Health Monitoring Systems conducted a pilot study of the MediCenter medication reconciliation system that showed improved medication list accuracy, increased nursing efficiency, and demonstrated clinical significance while offering a potential return on investment of $300,000.
Numerous healthcare quality organizations have identified medication administration as an area of improvement for patient safety. The Joint Commission has led the way with Patient Safety Goal #8, Medication Reconciliation. Although this quality initiative is of value to hospitals, implementation has been difficult.
The MediCenter service automates compilation of the patient’s home medication list by accessing prescription history from payers and pharmacies.
Are automated home medication lists effective in a clinical environment? A formal MediCenter study, conducted from January to March 2010 at a pilot hospital, demonstrated that they were. MediCenter improved medication list accuracy, increased nursing efficiency, and demonstrated clinical significance during the pilot period.
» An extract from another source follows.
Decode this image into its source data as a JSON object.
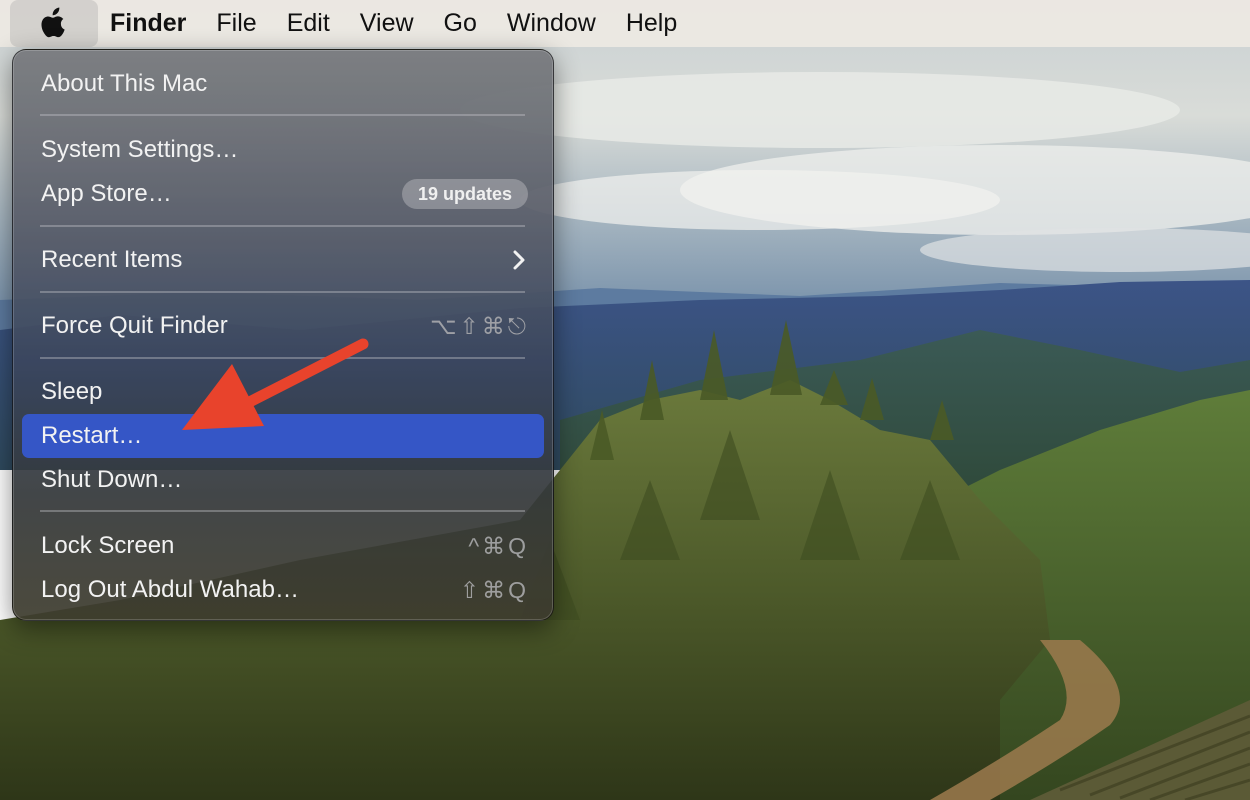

Improving Medication History Accuracy
The goal of compiling patient medication history is to avoid Adverse Drug Events (ADEs) and support diagnosis and treatment.
MediCenter achieves this goal. Nurses using MediCenter receive medication history for 75% of visits. For these patients, 95% of their current medications were correctly identified.
In contrast, a nurse following best practices and using a patient’s previous medication history from the hospital only identified about 70% of home medications.
When conducting a medication history interview with MediCenter, clinical staff members can uncover nearly 35% more medications for each patient, improving medication history accuracy.
Increasing Nursing Efficiency
The challenge facing the Joint Commission’s Patient Safety Goal #8 has been the inefficiency hospitals faced while implementing a thorough medication reconciliation process.
Anecdotal evidence describes 20, 30, and 40 minutes to compile medication history per patient. A 2008 survey conducted by Health Monitoring Systems of 40 hospitals indicated that the process could take 15 minutes.
Performing consistent medication history interviews at each entrance to a hospital has been identified as a best practice. Hospitals implementing this practice have struggled with a trade-off between efficiency and accuracy.
To achieve the same level of accuracy as with MediCenter, approximately 20 additional minutes of nursing time would need to be spent with each patient, following up with calls to family members, physician offices, and pharmacies.
As an additional confirmation of MediCenter’s utility, in-patient complied home medication history was compared against MediCenter results. The level of agreement between these two sources was comparable to what was observed with lists compiled in the ED and MediCenter.
Demonstrating Clinical Significance
MediCenter routinely provides an accurate medication history to clinicians efficiently, but are the results meaningful?
When asked, physicians are clear. Having knowledge of each and every medication is important. It is equally clear that a trade-off is made, balancing time to gather data against the value it provides. In general, all of the additional medications discovered with MediCenter are significant.
Specifically, MediCenter identified NSAIDs, controlled narcotics, cardiac drugs, anti-depressants, and antibiotics at rates greater than the 35% average. The following table illustrates the improvement in reporting when using MediCenter:
Another concern are ADEs due interactions with commonly administered treatments. Of the medications uncovered by MediCenter, 2 in 5 patients had an unreported medication that had a potential severe interaction with the most common treatments.
MediCenter results demonstrate that significant categories of medications are underreported and that ADEs can be reduced establishing clinical significance.